Summary: Where does the Law cross the line into legalism? Paul told the Colossians the answer.
My bicycle never had training wheels. I came from the school that said, “Take the plunge!” and “If at first you don’t succeed, try, try again.” When my dad put my bicycle together for me, I was six years old. I was eight before I learned to ride it. I guess the fact that it fell on me the first time I tried to ride it had a lot to do with my late age in learning to ride. Once I mastered it, though, I rode that bicycle for hours. It was the best thing going for entertainment and mobility.
Going back to training wheels, though, is another story. They are a great way to teach a child to ride a bicycle. They establish the feeling of being “up” without the danger of falling. Training wheels are much more prominent today than they were twenty years ago. But if a child never allows his parents to remove those training wheels at some point in time, they become a hindrance. I’ve yet to see a racing bike with training wheels. In the Tour de France race two weeks ago, I didn’t see a single rider with training wheels.

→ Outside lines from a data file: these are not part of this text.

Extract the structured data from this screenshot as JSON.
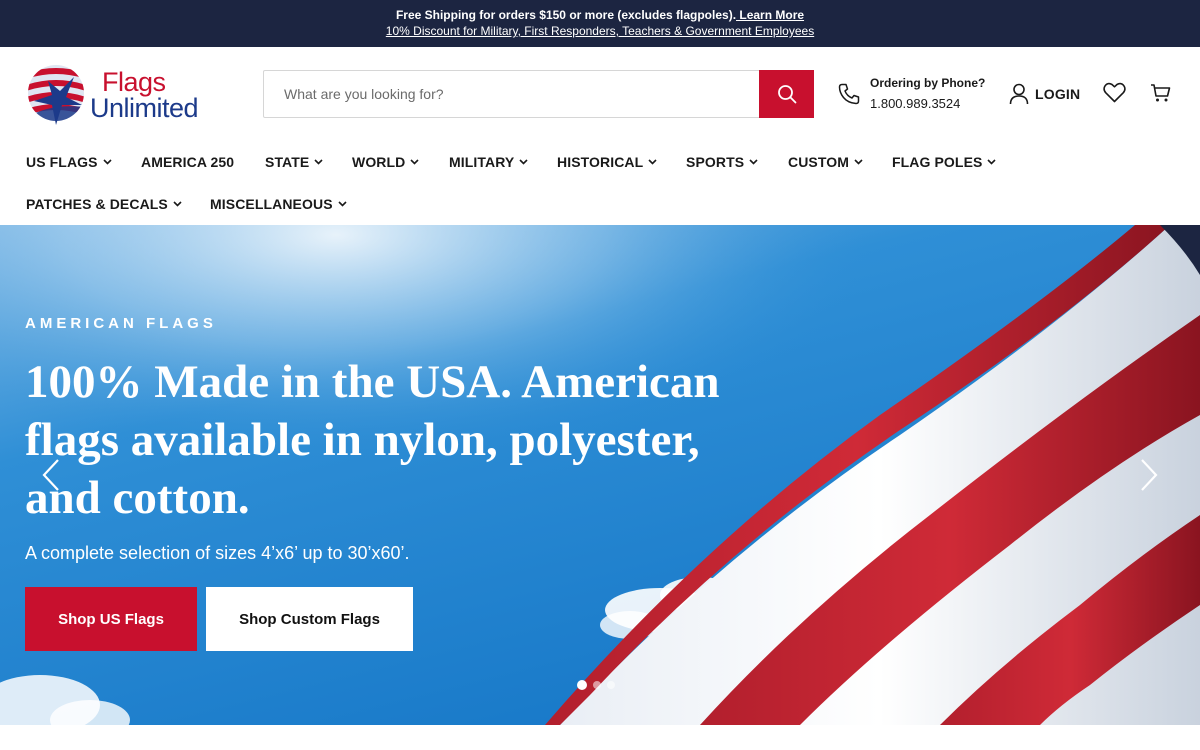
{
  "announcement": {
    "line1_text": "Free Shipping for orders $150 or more (excludes flagpoles).",
    "line1_link": " Learn More",
    "line2_link": "10% Discount for Military, First Responders, Teachers & Government Employees"
  },
  "header": {
    "logo_word1": "Flags",
    "logo_word2": "Unlimited",
    "search_placeholder": "What are you looking for?",
    "phone_label": "Ordering by Phone?",
    "phone_number": "1.800.989.3524",
    "login_label": "LOGIN"
  },
  "nav": {
    "items": [
      {
        "label": "US FLAGS"
      },
      {
        "label": "AMERICA 250"
      },
      {
        "label": "STATE"
      },
      {
        "label": "WORLD"
      },
      {
        "label": "MILITARY"
      },
      {
        "label": "HISTORICAL"
      },
      {
        "label": "SPORTS"
      },
      {
        "label": "CUSTOM"
      },
      {
        "label": "FLAG POLES"
      },
      {
        "label": "PATCHES & DECALS"
      },
      {
        "label": "MISCELLANEOUS"
      }
    ]
  },
  "hero": {
    "eyebrow": "AMERICAN FLAGS",
    "headline": "100% Made in the USA. American flags available in nylon, polyester, and cotton.",
    "subtext": "A complete selection of sizes 4’x6’ up to 30’x60’.",
    "primary_button": "Shop US Flags",
    "secondary_button": "Shop Custom Flags",
    "slide_count": 3,
    "active_slide": 1
  },
  "colors": {
    "announcement_bg": "#1c2541",
    "brand_red": "#c8102e",
    "brand_blue": "#1c3a8a",
    "sky": "#2f8fd6"
  },
  "icons": [
    "search-icon",
    "phone-icon",
    "user-icon",
    "heart-icon",
    "cart-icon",
    "chevron-down-icon",
    "chevron-left-icon",
    "chevron-right-icon"
  ]
}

Training wheels are good for a start, but sooner or later, they have to come off. They are a natural part of the process, but they perform their function and are gone soon after. This is the way Paul felt about legalism. He said in Galatians 4:24 (quickview) , “Wherefore the law was our schoolmaster to bring us unto Christ, that we might be justified by faith.” He was talking to Jewish believers who had come to Christ out of Judaism, and he was telling them that they were no longer bound to the ordinances and practices of the Jewish Law. Jesus himself said in Matthew 5:17 (quickview) , “Think not that I am come to destroy the law, or the prophets: I am not come to destroy, but to fulfil.”
Today as we consider the vices and virtues of legalism, I believe we will see that Christ’s way is a way of grace. Salvation is aimed at our souls, with the outward results bearing fruit in our physical lives. Something has to take place inside us before we look for manifestations outside us. This is why it is important to “knock off” the training wheels of legalism. Otherwise, how shall we hope to effectively finish the course which has been set before us?

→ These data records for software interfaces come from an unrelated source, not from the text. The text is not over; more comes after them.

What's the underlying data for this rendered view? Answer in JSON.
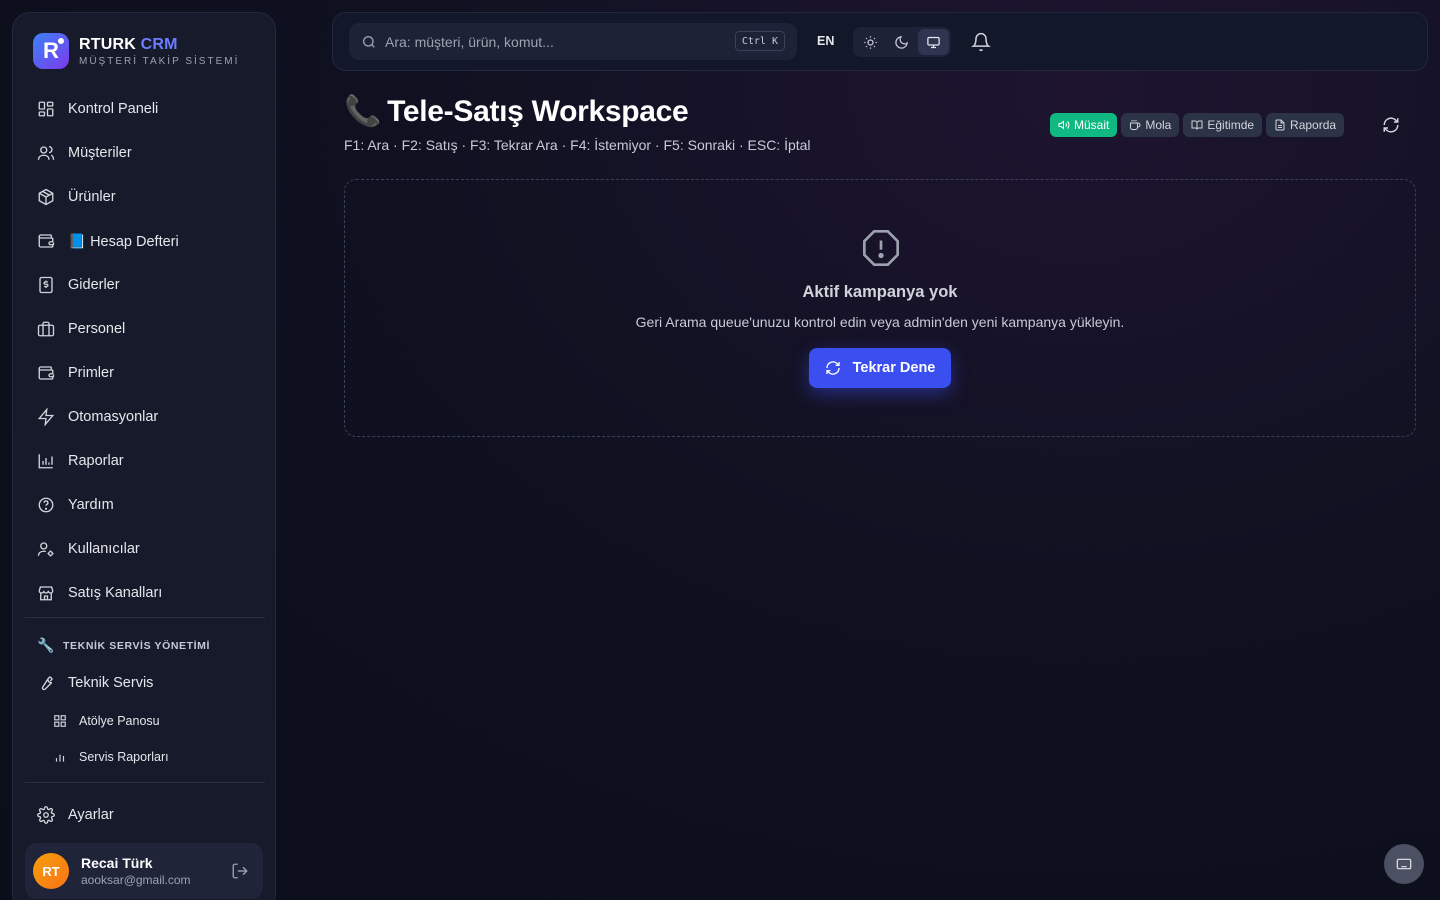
{
  "brand": {
    "name": "RTURK",
    "name_accent": "CRM",
    "subtitle": "MÜŞTERİ TAKİP SİSTEMİ",
    "logo_letter": "R"
  },
  "sidebar": {
    "items": [
      {
        "label": "Kontrol Paneli",
        "icon": "dashboard-icon"
      },
      {
        "label": "Müşteriler",
        "icon": "users-icon"
      },
      {
        "label": "Ürünler",
        "icon": "package-icon"
      },
      {
        "label": "📘 Hesap Defteri",
        "icon": "wallet-icon"
      },
      {
        "label": "Giderler",
        "icon": "receipt-icon"
      },
      {
        "label": "Personel",
        "icon": "briefcase-icon"
      },
      {
        "label": "Primler",
        "icon": "wallet-icon"
      },
      {
        "label": "Otomasyonlar",
        "icon": "lightning-icon"
      },
      {
        "label": "Raporlar",
        "icon": "chart-icon"
      },
      {
        "label": "Yardım",
        "icon": "help-icon"
      },
      {
        "label": "Kullanıcılar",
        "icon": "user-cog-icon"
      },
      {
        "label": "Satış Kanalları",
        "icon": "store-icon"
      }
    ],
    "section_title": "TEKNİK SERVİS YÖNETİMİ",
    "section_items": [
      {
        "label": "Teknik Servis",
        "icon": "wrench-icon"
      }
    ],
    "sub_items": [
      {
        "label": "Atölye Panosu",
        "icon": "grid-icon"
      },
      {
        "label": "Servis Raporları",
        "icon": "bar-chart-icon"
      }
    ],
    "settings_label": "Ayarlar"
  },
  "user": {
    "initials": "RT",
    "name": "Recai Türk",
    "email": "aooksar@gmail.com"
  },
  "topbar": {
    "search_placeholder": "Ara: müşteri, ürün, komut...",
    "shortcut": "Ctrl K",
    "language": "EN"
  },
  "main": {
    "title_emoji": "📞",
    "title": "Tele-Satış Workspace",
    "shortcuts": "F1: Ara · F2: Satış · F3: Tekrar Ara · F4: İstemiyor · F5: Sonraki · ESC: İptal",
    "statuses": [
      {
        "label": "Müsait",
        "icon": "speaker-icon",
        "active": true
      },
      {
        "label": "Mola",
        "icon": "coffee-icon",
        "active": false
      },
      {
        "label": "Eğitimde",
        "icon": "book-icon",
        "active": false
      },
      {
        "label": "Raporda",
        "icon": "file-icon",
        "active": false
      }
    ],
    "empty": {
      "title": "Aktif kampanya yok",
      "description": "Geri Arama queue'unuzu kontrol edin veya admin'den yeni kampanya yükleyin.",
      "button": "Tekrar Dene"
    }
  },
  "colors": {
    "accent": "#3b4ef0",
    "success": "#10b981",
    "sidebar_bg": "#161a2b"
  }
}
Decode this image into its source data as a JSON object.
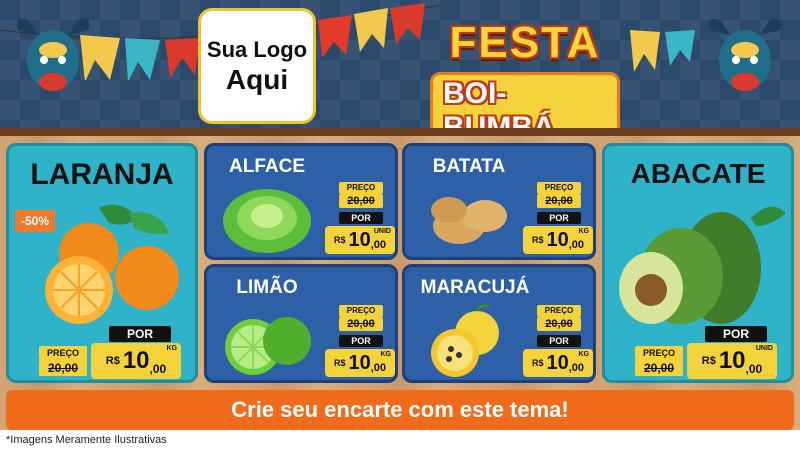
{
  "header": {
    "logo_line1": "Sua Logo",
    "logo_line2": "Aqui",
    "title_top": "FESTA",
    "title_bottom": "BOI-BUMBÁ"
  },
  "products": {
    "laranja": {
      "name": "LARANJA",
      "discount": "-50%",
      "old_label": "PREÇO",
      "old_price": "20,00",
      "new_label": "POR",
      "currency": "R$",
      "price_int": "10",
      "price_dec": ",00",
      "unit": "KG"
    },
    "alface": {
      "name": "ALFACE",
      "old_label": "PREÇO",
      "old_price": "20,00",
      "new_label": "POR",
      "currency": "R$",
      "price_int": "10",
      "price_dec": ",00",
      "unit": "UNID"
    },
    "batata": {
      "name": "BATATA",
      "old_label": "PREÇO",
      "old_price": "20,00",
      "new_label": "POR",
      "currency": "R$",
      "price_int": "10",
      "price_dec": ",00",
      "unit": "KG"
    },
    "limao": {
      "name": "LIMÃO",
      "old_label": "PREÇO",
      "old_price": "20,00",
      "new_label": "POR",
      "currency": "R$",
      "price_int": "10",
      "price_dec": ",00",
      "unit": "KG"
    },
    "maracuja": {
      "name": "MARACUJÁ",
      "old_label": "PREÇO",
      "old_price": "20,00",
      "new_label": "POR",
      "currency": "R$",
      "price_int": "10",
      "price_dec": ",00",
      "unit": "KG"
    },
    "abacate": {
      "name": "ABACATE",
      "old_label": "PREÇO",
      "old_price": "20,00",
      "new_label": "POR",
      "currency": "R$",
      "price_int": "10",
      "price_dec": ",00",
      "unit": "UNID"
    }
  },
  "cta": "Crie seu encarte com este tema!",
  "footnote": "*Imagens Meramente Ilustrativas",
  "icons": [
    "bull-head-icon",
    "orange-icon",
    "lettuce-icon",
    "potato-icon",
    "lime-icon",
    "passion-fruit-icon",
    "avocado-icon",
    "festival-flag-icon"
  ],
  "colors": {
    "header_bg": "#2b4a6b",
    "blue_panel": "#2e60a8",
    "teal_panel": "#2fb3c9",
    "price_yellow": "#f4d23a",
    "cta_orange": "#f16b1d",
    "discount_orange": "#f07a2a"
  }
}
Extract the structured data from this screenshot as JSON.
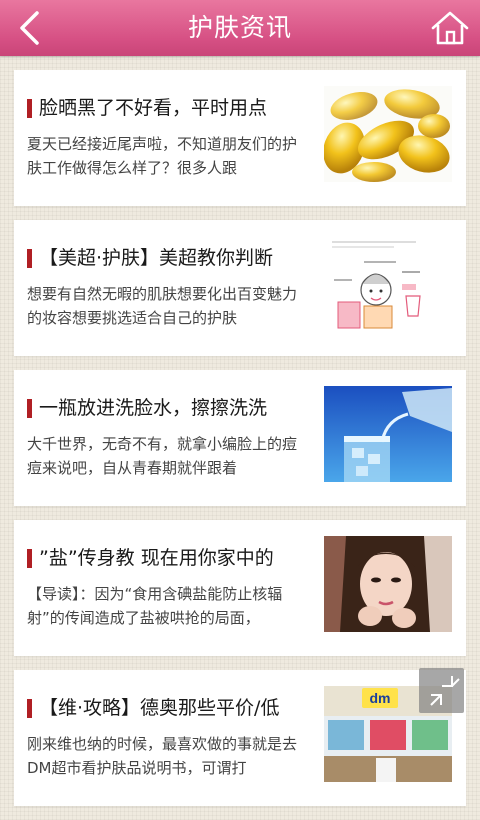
{
  "header": {
    "title": "护肤资讯",
    "back_icon": "chevron-left-icon",
    "home_icon": "home-icon"
  },
  "articles": [
    {
      "title": "脸晒黑了不好看，平时用点",
      "summary": "夏天已经接近尾声啦，不知道朋友们的护肤工作做得怎么样了？很多人跟",
      "image": "vitamin-e-capsules-image"
    },
    {
      "title": "【美超·护肤】美超教你判断",
      "summary": "想要有自然无暇的肌肤想要化出百变魅力的妆容想要挑选适合自己的护肤",
      "image": "skin-type-sketch-image"
    },
    {
      "title": "一瓶放进洗脸水，擦擦洗洗",
      "summary": "大千世界，无奇不有，就拿小编脸上的痘痘来说吧，自从青春期就伴跟着",
      "image": "pouring-water-glass-image"
    },
    {
      "title": "”盐”传身教 现在用你家中的",
      "summary": "【导读】：因为“食用含碘盐能防止核辐射”的传闻造成了盐被哄抢的局面，",
      "image": "woman-portrait-image"
    },
    {
      "title": "【维·攻略】德奥那些平价/低",
      "summary": "刚来维也纳的时候，最喜欢做的事就是去DM超市看护肤品说明书，可谓打",
      "image": "dm-store-image",
      "image_text": "dm"
    }
  ],
  "expand_icon": "collapse-arrows-icon",
  "colors": {
    "header": "#d65084",
    "accent_bar": "#b01f24",
    "background": "#efeadf"
  }
}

The practice of circumcision is traced in Scripture to Genesis 17 (quickview) , where Abraham is circumcised as he enters the covenant relationship with God. This ritual practice of consecration is obviously very personal in nature and therefore a serious consideration for those men who would convert to Judaism as adults. Furthermore, the Jews insured the propagation of their kind by performing circumcision on their male infants eight days after birth. It is also important to consider at this point that Judaism is not so much a religion as are the Jews a race of descendants of Abraham.
Paul tells the Colossians that their circumcision has not been made with hands in verse eleven. In fact, he carries the concept further by calling it the “circumcision of Christ” and alludes to the putting off of “the body of sins of the flesh.” Whatever can he mean by this? The answer is reasonably simple. When we consider that the nature with which we are born is self-centered and thereby self-serving, we realize the necessary penchant for sin in us. When we receive Christ as our Lord and Savior, he places in us a new nature, hence the term “born again” (John 3:3 (quickview) ). The old nature must subsequently be put to death, as referenced by Jesus in Luke 9:23 (quickview) , “. . . take up his cross daily and follow me.”